Health coaches to the rescue … In Maryland, health coaches not only work for big name hospitals and corporate employers, they’re also critical to the work public health agencies are doing to help promote weight loss, healthier lifestyles, and smoking cessation, while also helping to reduce drug dependence and premature death.
Though “health coaching” itself is an unregulated profession without any licensing requirements, if your work involves designing nutrition plans for patients in a hospital or for other clients, you will need to become a Registered Dietitian. This will involve becoming registered with the Academy of Nutrition and Dietetics Commission and licensed through the Maryland State Board of Dietetic Practice. Some hospitals that employ health coaches may look for candidates with RN licensure. However, in most cases, health coaching positions in Maryland do not require these kinds of licenses.
In the absence of licensing requirements, becoming a health coach is all about getting the education and training that meets the requirements of specific employers. While some employers will accept candidates who possess an associate degree or certificate, most require a bachelor’s degree in a relevant field.

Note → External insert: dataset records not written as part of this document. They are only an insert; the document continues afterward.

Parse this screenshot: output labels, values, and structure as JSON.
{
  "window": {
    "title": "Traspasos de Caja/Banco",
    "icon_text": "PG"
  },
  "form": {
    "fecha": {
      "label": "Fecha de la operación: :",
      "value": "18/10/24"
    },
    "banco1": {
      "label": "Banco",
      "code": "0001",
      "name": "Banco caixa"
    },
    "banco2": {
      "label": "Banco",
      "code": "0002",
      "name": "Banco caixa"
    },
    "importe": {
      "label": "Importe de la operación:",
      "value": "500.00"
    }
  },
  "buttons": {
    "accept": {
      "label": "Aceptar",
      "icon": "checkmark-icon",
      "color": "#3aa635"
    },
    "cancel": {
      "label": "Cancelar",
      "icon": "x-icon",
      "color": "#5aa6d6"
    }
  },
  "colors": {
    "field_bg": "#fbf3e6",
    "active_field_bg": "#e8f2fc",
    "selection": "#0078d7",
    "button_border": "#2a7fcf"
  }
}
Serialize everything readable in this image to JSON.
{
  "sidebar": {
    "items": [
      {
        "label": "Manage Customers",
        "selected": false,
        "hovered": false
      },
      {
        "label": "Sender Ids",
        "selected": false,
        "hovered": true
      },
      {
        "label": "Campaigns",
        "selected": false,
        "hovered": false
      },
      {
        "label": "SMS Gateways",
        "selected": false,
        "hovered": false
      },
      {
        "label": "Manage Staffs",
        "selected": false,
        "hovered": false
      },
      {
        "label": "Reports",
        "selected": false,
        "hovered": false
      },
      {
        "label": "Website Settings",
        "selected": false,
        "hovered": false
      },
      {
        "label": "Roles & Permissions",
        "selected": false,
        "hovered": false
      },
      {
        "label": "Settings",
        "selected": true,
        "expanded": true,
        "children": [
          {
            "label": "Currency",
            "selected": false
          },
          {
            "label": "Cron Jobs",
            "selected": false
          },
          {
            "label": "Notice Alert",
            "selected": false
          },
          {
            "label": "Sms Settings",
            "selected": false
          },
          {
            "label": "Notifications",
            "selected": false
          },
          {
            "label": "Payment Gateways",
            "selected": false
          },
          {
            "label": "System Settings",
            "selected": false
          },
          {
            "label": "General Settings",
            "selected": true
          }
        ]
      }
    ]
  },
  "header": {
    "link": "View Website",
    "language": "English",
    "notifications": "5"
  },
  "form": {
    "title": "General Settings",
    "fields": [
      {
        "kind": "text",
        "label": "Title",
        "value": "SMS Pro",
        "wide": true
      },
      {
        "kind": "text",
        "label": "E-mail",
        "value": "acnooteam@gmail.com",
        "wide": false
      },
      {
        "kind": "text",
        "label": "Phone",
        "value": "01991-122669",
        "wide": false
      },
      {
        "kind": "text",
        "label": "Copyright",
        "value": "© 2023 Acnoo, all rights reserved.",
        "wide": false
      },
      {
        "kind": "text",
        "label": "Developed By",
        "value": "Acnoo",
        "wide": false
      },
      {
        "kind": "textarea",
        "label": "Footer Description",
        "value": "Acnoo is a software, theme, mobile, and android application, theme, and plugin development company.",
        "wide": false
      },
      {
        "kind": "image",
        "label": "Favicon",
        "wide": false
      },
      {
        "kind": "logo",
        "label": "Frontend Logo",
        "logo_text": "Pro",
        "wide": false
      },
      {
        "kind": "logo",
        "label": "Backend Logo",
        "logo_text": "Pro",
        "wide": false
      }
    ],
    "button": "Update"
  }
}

Examples of associate’s degree and certificate program majors that are beneficial to health coaches seeking entry-level positions include:

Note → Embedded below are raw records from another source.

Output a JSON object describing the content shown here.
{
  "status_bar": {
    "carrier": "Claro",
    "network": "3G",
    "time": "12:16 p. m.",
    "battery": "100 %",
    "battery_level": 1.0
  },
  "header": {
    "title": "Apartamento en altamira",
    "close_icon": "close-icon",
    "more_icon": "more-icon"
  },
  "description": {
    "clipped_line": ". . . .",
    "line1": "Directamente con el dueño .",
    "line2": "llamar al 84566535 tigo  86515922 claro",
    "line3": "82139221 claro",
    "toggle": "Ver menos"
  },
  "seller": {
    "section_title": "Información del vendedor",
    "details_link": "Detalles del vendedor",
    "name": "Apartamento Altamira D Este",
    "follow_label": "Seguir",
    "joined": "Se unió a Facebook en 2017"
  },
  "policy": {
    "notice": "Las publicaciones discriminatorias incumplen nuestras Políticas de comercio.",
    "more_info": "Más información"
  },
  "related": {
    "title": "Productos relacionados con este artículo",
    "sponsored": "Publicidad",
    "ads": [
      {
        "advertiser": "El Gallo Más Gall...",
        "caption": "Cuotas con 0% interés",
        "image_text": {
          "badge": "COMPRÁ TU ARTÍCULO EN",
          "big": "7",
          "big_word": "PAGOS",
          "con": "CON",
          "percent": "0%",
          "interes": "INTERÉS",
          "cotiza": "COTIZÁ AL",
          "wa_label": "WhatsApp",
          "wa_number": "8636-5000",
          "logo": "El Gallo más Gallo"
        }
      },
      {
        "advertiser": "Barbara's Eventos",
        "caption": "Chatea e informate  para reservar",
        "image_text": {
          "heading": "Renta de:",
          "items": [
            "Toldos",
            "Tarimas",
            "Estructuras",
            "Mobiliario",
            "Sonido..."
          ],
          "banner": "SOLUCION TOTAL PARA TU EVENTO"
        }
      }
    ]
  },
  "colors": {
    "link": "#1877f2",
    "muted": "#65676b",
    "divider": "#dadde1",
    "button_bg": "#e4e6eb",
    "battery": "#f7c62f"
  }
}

Examples of bachelor’s degree majors that are relevant to a career in health coaching are:
Master’s degrees or graduate certificates are perfect if you wish to further your health coaching career, or if you already possess a bachelor’s degree in another field:

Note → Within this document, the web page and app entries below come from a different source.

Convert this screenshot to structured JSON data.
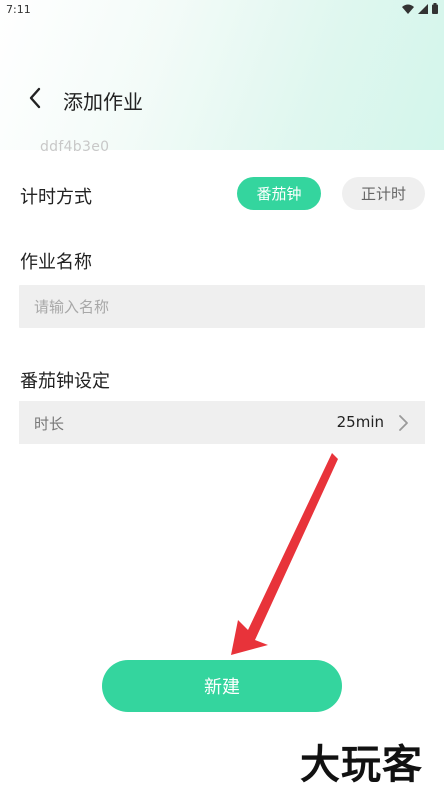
{
  "status_bar": {
    "time": "7:11"
  },
  "header": {
    "title": "添加作业"
  },
  "watermark_id": "ddf4b3e0",
  "timer_mode": {
    "label": "计时方式",
    "options": [
      "番茄钟",
      "正计时"
    ],
    "selected": "番茄钟"
  },
  "homework_name": {
    "label": "作业名称",
    "placeholder": "请输入名称",
    "value": ""
  },
  "pomodoro_settings": {
    "label": "番茄钟设定",
    "duration_label": "时长",
    "duration_value": "25min"
  },
  "create_button": {
    "label": "新建"
  },
  "brand_watermark": "大玩客",
  "colors": {
    "accent": "#34d59e",
    "chip_inactive_bg": "#efefef",
    "field_bg": "#efefef",
    "arrow": "#e8333a"
  },
  "icons": {
    "back": "chevron-left-icon",
    "duration_chevron": "chevron-right-icon",
    "wifi": "wifi-icon",
    "signal": "signal-icon",
    "battery": "battery-icon"
  }
}
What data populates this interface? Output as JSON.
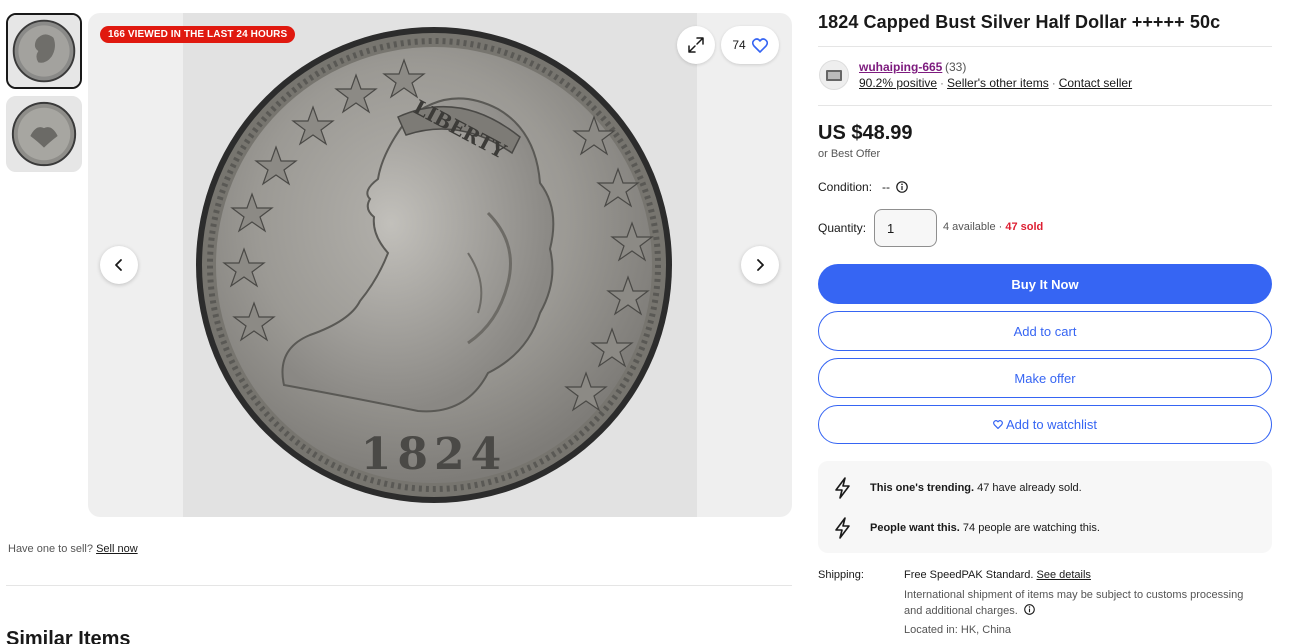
{
  "gallery": {
    "viewed_badge": "166 VIEWED IN THE LAST 24 HOURS",
    "watch_count": "74",
    "coin_year": "1824",
    "coin_legend": "LIBERTY"
  },
  "sell": {
    "prompt": "Have one to sell?",
    "link": "Sell now"
  },
  "similar": {
    "title": "Similar Items"
  },
  "item": {
    "title": "1824 Capped Bust Silver Half Dollar +++++ 50c"
  },
  "seller": {
    "name": "wuhaiping-665",
    "feedback_count": "(33)",
    "positive": "90.2% positive",
    "other_items": "Seller's other items",
    "contact": "Contact seller"
  },
  "price": {
    "amount": "US $48.99",
    "best_offer": "or Best Offer"
  },
  "condition": {
    "label": "Condition:",
    "value": "--"
  },
  "quantity": {
    "label": "Quantity:",
    "value": "1",
    "available": "4 available",
    "sold": "47 sold"
  },
  "buttons": {
    "buy_now": "Buy It Now",
    "add_to_cart": "Add to cart",
    "make_offer": "Make offer",
    "watchlist": "Add to watchlist"
  },
  "trending": [
    {
      "bold": "This one's trending.",
      "text": " 47 have already sold."
    },
    {
      "bold": "People want this.",
      "text": " 74 people are watching this."
    }
  ],
  "shipping": {
    "label": "Shipping:",
    "method": "Free SpeedPAK Standard.",
    "details_link": "See details",
    "note": "International shipment of items may be subject to customs processing and additional charges.",
    "location": "Located in: HK, China"
  },
  "colors": {
    "primary": "#3665f3",
    "badge": "#e0190f",
    "sold": "#dd1e31",
    "seller_link": "#7d1b7e"
  }
}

Professional Certification and Registration
As you search for health coaching jobs available in Maryland, you might notice that some of them call for a particular type of certification. Some of the most popular health coach certification options include:
Jobs for health coaches in Maryland are available at all levels, from entry-level to advanced, all across the state.
The following job vacancy announcements, sourced in August 2016, represent the types of employment opportunities available to properly credentialed health coaches in Maryland. These job vacancy announcements are shown for illustrative purposes only and are not meant to represent job offers or provide an assurance of employment.
Health Educator for Johns Hopkins Medicine – Baltimore, MD
You will help to develop, implement and evaluate health education programs and locate health education resources. You will network with community groups and focus on relevant health topics, as well as administer classes throughout Maryland.
Community Health Worker at CareLink- Gaithersburg, MD
You will assist clients in follow-up medical care post hospital discharge, accompanying them to medical appointments and checking in on them in the community. You will also act as the hospital liaison between providers.
Program Director of Health and Wellness Coaching Programs at Maryland University of Integrative Health- Laurel, MD
You will manage and administer the school’s master’s degree and graduate certificate Health and Wellness Coaching programs. You will also participate in recruiting students into the program.
Health Coach at Serenity Zone Medical Spa – Olney, MD
You will work with clients and employees of the medical spa to inspire healthier habits. You will develop a coaching relationship with clients and assist them in working towards their goals.
Maryland Department of Health and Mental Hygiene
Cecil County Health Department
Harford County Health Department
Baltimore County Health Department
Baltimore City Health Department
Maryland Association of County Health Officers
Maryland Occupational Safety and Health
Maryland Public Health Association